• _REQUIRED ACTION_
Reply with one number: the count of lines in the records below that hold "Enscape".

Start of Block

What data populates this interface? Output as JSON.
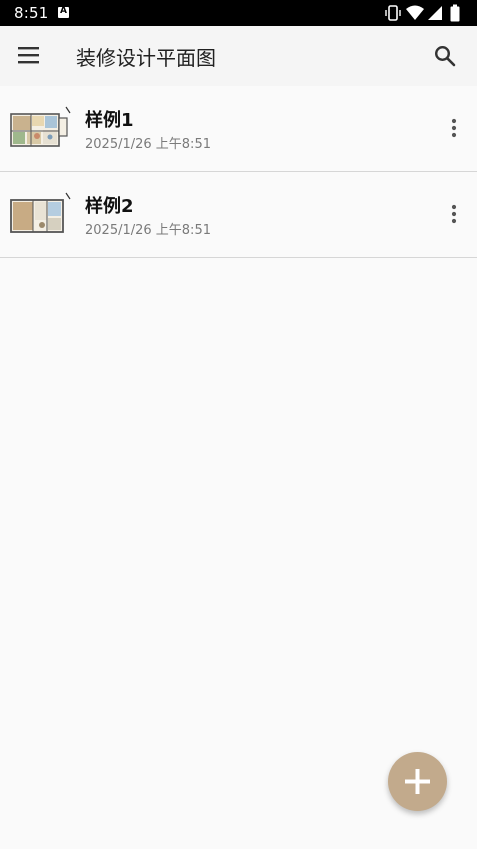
{
  "status_bar": {
    "time": "8:51",
    "notification_glyph": "A",
    "icons": [
      "vibrate-icon",
      "wifi-icon",
      "signal-icon",
      "battery-icon"
    ]
  },
  "app_bar": {
    "title": "装修设计平面图",
    "icons": [
      "menu-icon",
      "search-icon"
    ]
  },
  "items": [
    {
      "title": "样例1",
      "date": "2025/1/26 上午8:51"
    },
    {
      "title": "样例2",
      "date": "2025/1/26 上午8:51"
    }
  ],
  "colors": {
    "fab": "#c2aa8c",
    "app_bar": "#f5f5f5",
    "background": "#fafafa"
  }
}
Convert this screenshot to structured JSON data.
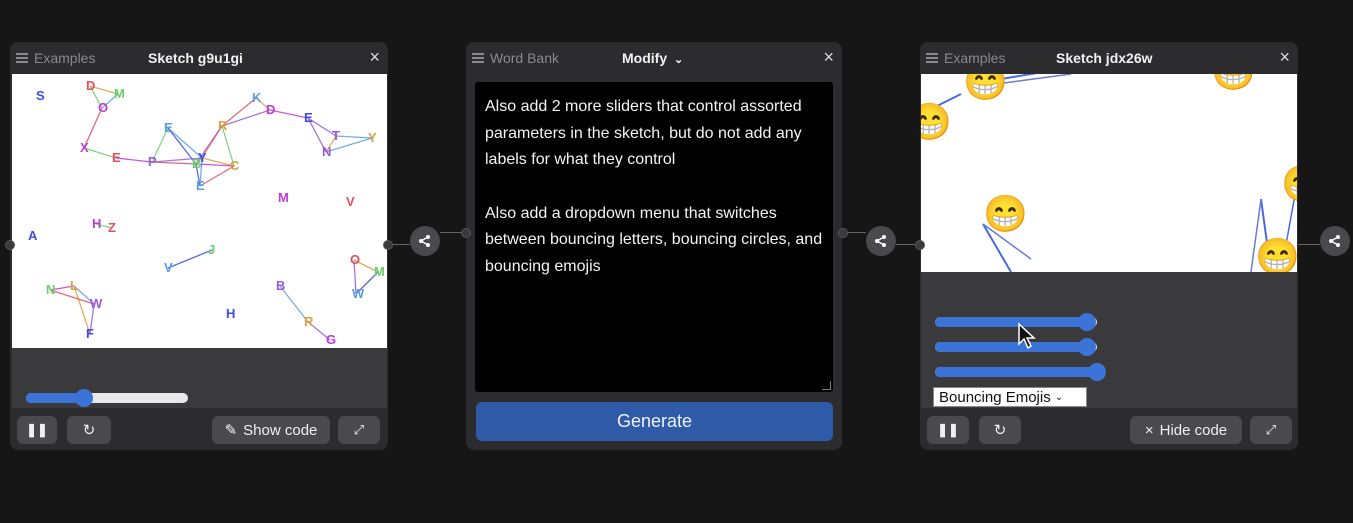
{
  "left_panel": {
    "header_left": "Examples",
    "title": "Sketch g9u1gi",
    "close": "×",
    "show_code_label": "Show code",
    "slider_value_fraction": 0.36
  },
  "middle_panel": {
    "header_left": "Word Bank",
    "title": "Modify",
    "close": "×",
    "prompt_line1": "Also add 2 more sliders that control assorted parameters in the sketch, but do not add any labels for what they control",
    "prompt_line2": "Also add a dropdown menu that switches between bouncing letters, bouncing circles, and bouncing emojis",
    "generate_label": "Generate"
  },
  "right_panel": {
    "header_left": "Examples",
    "title": "Sketch jdx26w",
    "close": "×",
    "hide_code_label": "Hide code",
    "sliders": [
      0.94,
      0.94,
      1.0
    ],
    "dropdown_selected": "Bouncing Emojis"
  },
  "letters": [
    "S",
    "O",
    "D",
    "M",
    "E",
    "R",
    "P",
    "Y",
    "X",
    "E",
    "B",
    "E",
    "C",
    "N",
    "A",
    "H",
    "Z",
    "J",
    "V",
    "L",
    "W",
    "F",
    "M",
    "V",
    "N",
    "W",
    "R",
    "B",
    "H",
    "G",
    "O",
    "M",
    "K",
    "Y",
    "T",
    "E",
    "D"
  ],
  "emoji": "😁",
  "colors": {
    "accent": "#3b74d6",
    "panel_bg": "#2c2c2e",
    "page_bg": "#161616",
    "button_bg": "#4a4a4e"
  }
}
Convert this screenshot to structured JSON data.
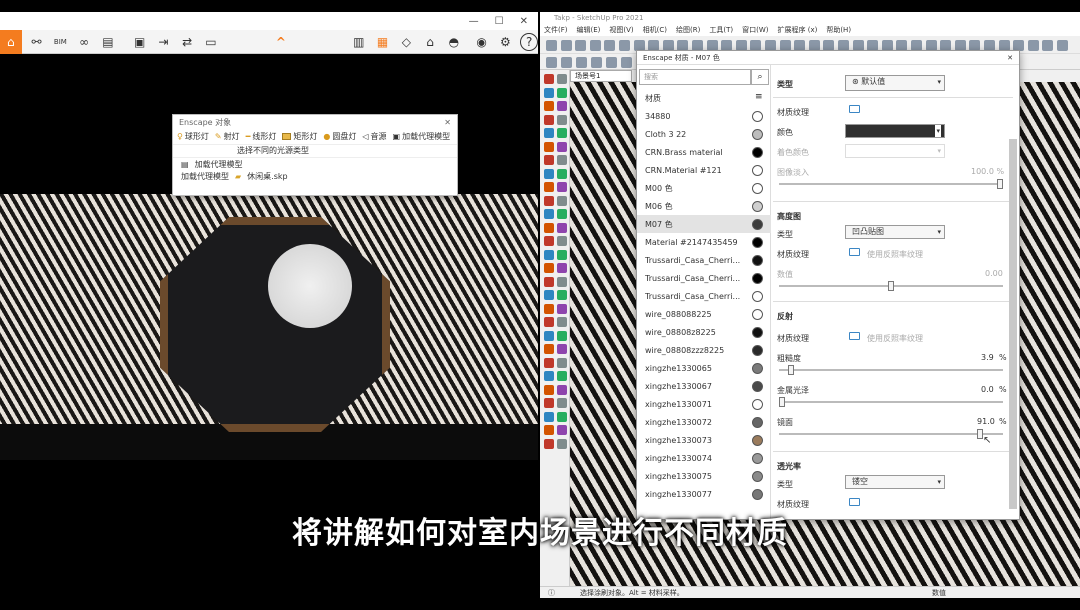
{
  "left_window": {
    "title_controls": [
      "—",
      "☐",
      "✕"
    ],
    "toolbar": {
      "bim_label": "BIM",
      "chevron": "^"
    }
  },
  "objects_dialog": {
    "title": "Enscape 对象",
    "tools": [
      "球形灯",
      "射灯",
      "线形灯",
      "矩形灯",
      "圆盘灯",
      "音源",
      "加载代理模型"
    ],
    "hint": "选择不同的光源类型",
    "section": "加载代理模型",
    "row_label": "加载代理模型",
    "file": "休闲桌.skp"
  },
  "sketchup": {
    "title": "Takp - SketchUp Pro 2021",
    "menu": [
      "文件(F)",
      "编辑(E)",
      "视图(V)",
      "相机(C)",
      "绘图(R)",
      "工具(T)",
      "窗口(W)",
      "扩展程序 (x)",
      "帮助(H)"
    ],
    "scene_tab": "场景号1",
    "status_text": "选择涂刷对象。Alt = 材料采样。",
    "status_value_label": "数值"
  },
  "materials_dialog": {
    "title": "Enscape 材质 - M07 色",
    "search_placeholder": "搜索",
    "list_header": "材质",
    "materials": [
      {
        "name": "34880",
        "color": "#ffffff"
      },
      {
        "name": "Cloth 3 22",
        "color": "#bdbdbd"
      },
      {
        "name": "CRN.Brass material",
        "color": "#000000"
      },
      {
        "name": "CRN.Material #121",
        "color": "#ffffff"
      },
      {
        "name": "M00 色",
        "color": "#ffffff"
      },
      {
        "name": "M06 色",
        "color": "#cfcfcf"
      },
      {
        "name": "M07 色",
        "color": "#3c3c3c",
        "selected": true
      },
      {
        "name": "Material #2147435459",
        "color": "#000000"
      },
      {
        "name": "Trussardi_Casa_Cherri...",
        "color": "#111111"
      },
      {
        "name": "Trussardi_Casa_Cherri...",
        "color": "#000000"
      },
      {
        "name": "Trussardi_Casa_Cherri...",
        "color": "#ffffff"
      },
      {
        "name": "wire_088088225",
        "color": "#ffffff"
      },
      {
        "name": "wire_08808z8225",
        "color": "#111111"
      },
      {
        "name": "wire_08808zzz8225",
        "color": "#2a2a2a"
      },
      {
        "name": "xingzhe1330065",
        "color": "#7a7a7a"
      },
      {
        "name": "xingzhe1330067",
        "color": "#4a4a4a"
      },
      {
        "name": "xingzhe1330071",
        "color": "#ffffff"
      },
      {
        "name": "xingzhe1330072",
        "color": "#666666"
      },
      {
        "name": "xingzhe1330073",
        "color": "#9a7b5c"
      },
      {
        "name": "xingzhe1330074",
        "color": "#999999"
      },
      {
        "name": "xingzhe1330075",
        "color": "#8a8a8a"
      },
      {
        "name": "xingzhe1330077",
        "color": "#777777"
      }
    ],
    "type_label": "类型",
    "type_value": "默认值",
    "albedo": {
      "texture_label": "材质纹理",
      "color_label": "颜色",
      "color_value": "#303030",
      "tint_label": "着色颜色",
      "image_fade_label": "图像淡入",
      "image_fade_value": "100.0 %",
      "image_fade_level": 1.0
    },
    "bump": {
      "header": "高度图",
      "type_label": "类型",
      "type_value": "凹凸贴图",
      "texture_label": "材质纹理",
      "texture_link": "使用反照率纹理",
      "amount_label": "数值",
      "amount_value": "0.00",
      "amount_level": 0.5
    },
    "reflection": {
      "header": "反射",
      "texture_label": "材质纹理",
      "texture_link": "使用反照率纹理",
      "roughness_label": "粗糙度",
      "roughness_value": "3.9",
      "metallic_label": "金属光泽",
      "metallic_value": "0.0",
      "specular_label": "镜面",
      "specular_value": "91.0",
      "percent": "%",
      "roughness_level": 0.039,
      "metallic_level": 0.0,
      "specular_level": 0.91
    },
    "transparency": {
      "header": "透光率",
      "type_label": "类型",
      "type_value": "镂空",
      "texture_label": "材质纹理"
    }
  },
  "subtitle": "将讲解如何对室内场景进行不同材质"
}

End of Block

• _RESULT FOR THIS TASK_
2